are catchy. When the first song "Unleash the Carnivore" starts, the results are promising. The beginning riff is entertaining enough; drums competent. However, things take a turn for the worst when vocalist Mike Majewski begins his gargling and growling. Indeed, they are low and brutal, but the problem is that they're also grating and extremely
boring. Though, I suppose regarding the latter case they fit the music perfectly. Like most bands whose main focus is gore, the lyrics are mindless, monotonous, and misogynistic. The lyrics of "Deflesh the Abducted" are typical: "I rip out its throat, ***ing me with bliss – abduct the whore; deflesh her more. *** you 'til your dead, causing me to explode". These types of lyrics were stupid in the early 90's; all the more so now.
The strict and predictable pattern that all Devourment songs follow are a recipe for disaster, and not of the good sort: semi-interesting intro, noisy bridge, then chugging riff that bears some resemblance to a breakdown whereupon "vokills" – which sound like a drunken idiot attempting to burp the alphabet – commence. Repeat this formula for another four minutes and voila! You've got another Devourment song! While playing this record listeners may find themselves periodically checking their music player, to ensure that the current song going isn't stuck on repeat. Unfortunately, each glance will end in bitter disappointment, for one soon comes to the understanding that all the songs sound exactly alike.
Now, with bands like Devourment, one is reminded of what made the 90's so great for extreme metal. However, as good as bands like Cannibal Corpse
are, it's difficult to forgive them for inspiring people to produce absolute crap like this. The only genuine compliment I can give this album is a nod to the wonderful album art created by Dan Seagrave, who has created iconic pieces for bands like Morbid Angel

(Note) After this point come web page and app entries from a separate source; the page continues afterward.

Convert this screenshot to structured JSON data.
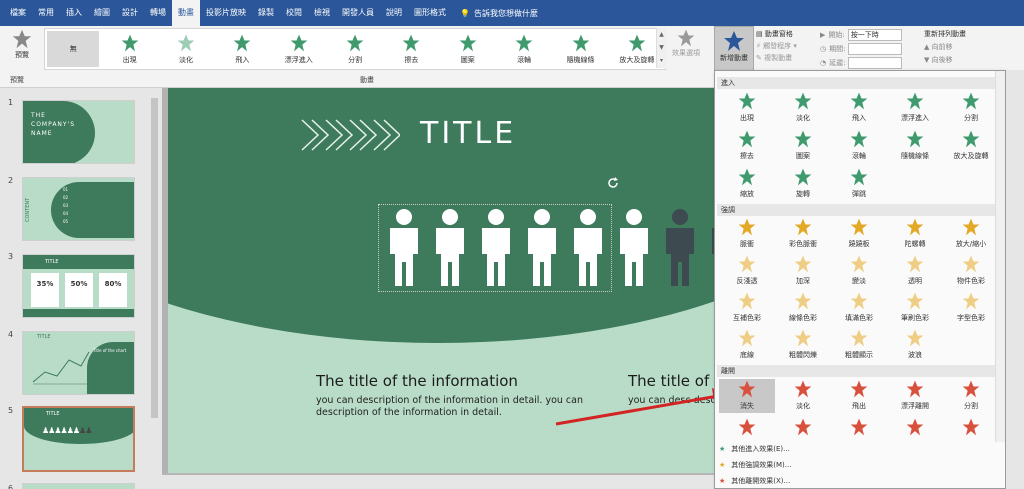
{
  "menu": [
    "檔案",
    "常用",
    "插入",
    "繪圖",
    "設計",
    "轉場",
    "動畫",
    "投影片放映",
    "錄製",
    "校閱",
    "檢視",
    "開發人員",
    "說明",
    "圖形格式"
  ],
  "active_menu": "動畫",
  "tell_me": "告訴我您想做什麼",
  "ribbon": {
    "preview_label": "預覽",
    "preview_group": "預覽",
    "none_label": "無",
    "gallery": [
      "出現",
      "淡化",
      "飛入",
      "漂浮進入",
      "分割",
      "擦去",
      "圖案",
      "滾輪",
      "隨機線條",
      "放大及旋轉"
    ],
    "effect_options": "效果選項",
    "animation_group": "動畫",
    "add_animation": "新增動畫",
    "animation_pane": "動畫窗格",
    "trigger": "觸發程序",
    "copy_animation": "複製動畫",
    "start_label": "開始:",
    "start_value": "按一下時",
    "duration_label": "期間:",
    "delay_label": "延遲:",
    "reorder_title": "重新排列動畫",
    "move_earlier": "向前移",
    "move_later": "向後移"
  },
  "slides": {
    "numbers": [
      "1",
      "2",
      "3",
      "4",
      "5",
      "6"
    ],
    "s1": {
      "line1": "THE",
      "line2": "COMPANY'S",
      "line3": "NAME"
    },
    "s2": {
      "side": "CONTENT",
      "items": [
        "01",
        "02",
        "03",
        "04",
        "05"
      ]
    },
    "s3": {
      "title": "TITLE",
      "v1": "35%",
      "v2": "50%",
      "v3": "80%"
    },
    "s4": {
      "title": "TITLE",
      "sub": "Title of the chart"
    },
    "s5": {
      "title": "TITLE"
    }
  },
  "slide": {
    "title": "TITLE",
    "info_title": "The title of the information",
    "info_body": "you can description of the information in detail. you can description of the information in detail.",
    "info_title_2": "The title of",
    "info_body_2": "you can desc description of"
  },
  "dropdown": {
    "entrance_header": "進入",
    "entrance": [
      "出現",
      "淡化",
      "飛入",
      "漂浮進入",
      "分割",
      "擦去",
      "圖案",
      "滾輪",
      "隨機線條",
      "放大及旋轉",
      "縮放",
      "旋轉",
      "彈跳"
    ],
    "emphasis_header": "強調",
    "emphasis": [
      "脈衝",
      "彩色脈衝",
      "蹺蹺板",
      "陀螺轉",
      "放大/縮小",
      "反淺透",
      "加深",
      "變淡",
      "透明",
      "物件色彩",
      "互補色彩",
      "線條色彩",
      "填滿色彩",
      "筆刷色彩",
      "字型色彩",
      "底線",
      "粗體閃爍",
      "粗體顯示",
      "波浪"
    ],
    "exit_header": "離開",
    "exit": [
      "消失",
      "淡化",
      "飛出",
      "漂浮離開",
      "分割"
    ],
    "more_entrance": "其他進入效果(E)...",
    "more_emphasis": "其他強調效果(M)...",
    "more_exit": "其他離開效果(X)..."
  },
  "colors": {
    "entrance": "#3f9a6e",
    "emphasis": "#e3a825",
    "exit": "#d9513c",
    "dark_green": "#3e7a5c",
    "light_green": "#b8dcc8"
  }
}
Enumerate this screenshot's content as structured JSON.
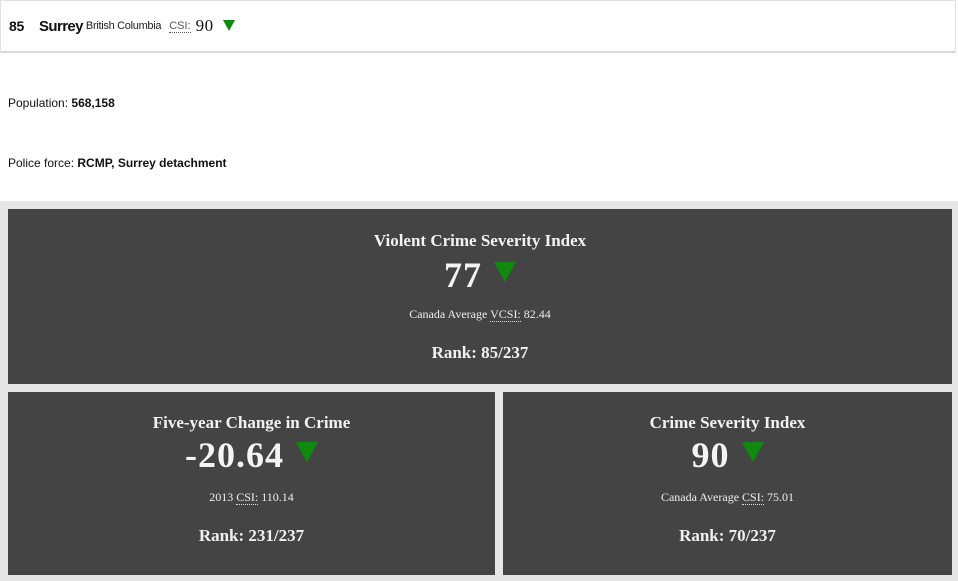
{
  "header": {
    "rank": "85",
    "city": "Surrey",
    "province": "British Columbia",
    "csi_label": "CSI:",
    "csi_value": "90",
    "trend_icon": "triangle-down-icon",
    "trend_color": "#0f8a0f"
  },
  "info": {
    "population_label": "Population:",
    "population_value": "568,158",
    "police_label": "Police force:",
    "police_value": "RCMP, Surrey detachment"
  },
  "panels": {
    "violent": {
      "title": "Violent Crime Severity Index",
      "value": "77",
      "avg_prefix": "Canada Average",
      "avg_abbr": "VCSI:",
      "avg_value": "82.44",
      "rank_text": "Rank: 85/237"
    },
    "five_year": {
      "title": "Five-year Change in Crime",
      "value": "-20.64",
      "avg_prefix": "2013",
      "avg_abbr": "CSI:",
      "avg_value": "110.14",
      "rank_text": "Rank: 231/237"
    },
    "csi": {
      "title": "Crime Severity Index",
      "value": "90",
      "avg_prefix": "Canada Average",
      "avg_abbr": "CSI:",
      "avg_value": "75.01",
      "rank_text": "Rank: 70/237"
    }
  },
  "colors": {
    "panel_bg": "#444444",
    "trend_green": "#0f8a0f"
  }
}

, and Pestilence
. If you're a fan of generic goregrind you may want to check this out, but otherwise stay the *** away from it.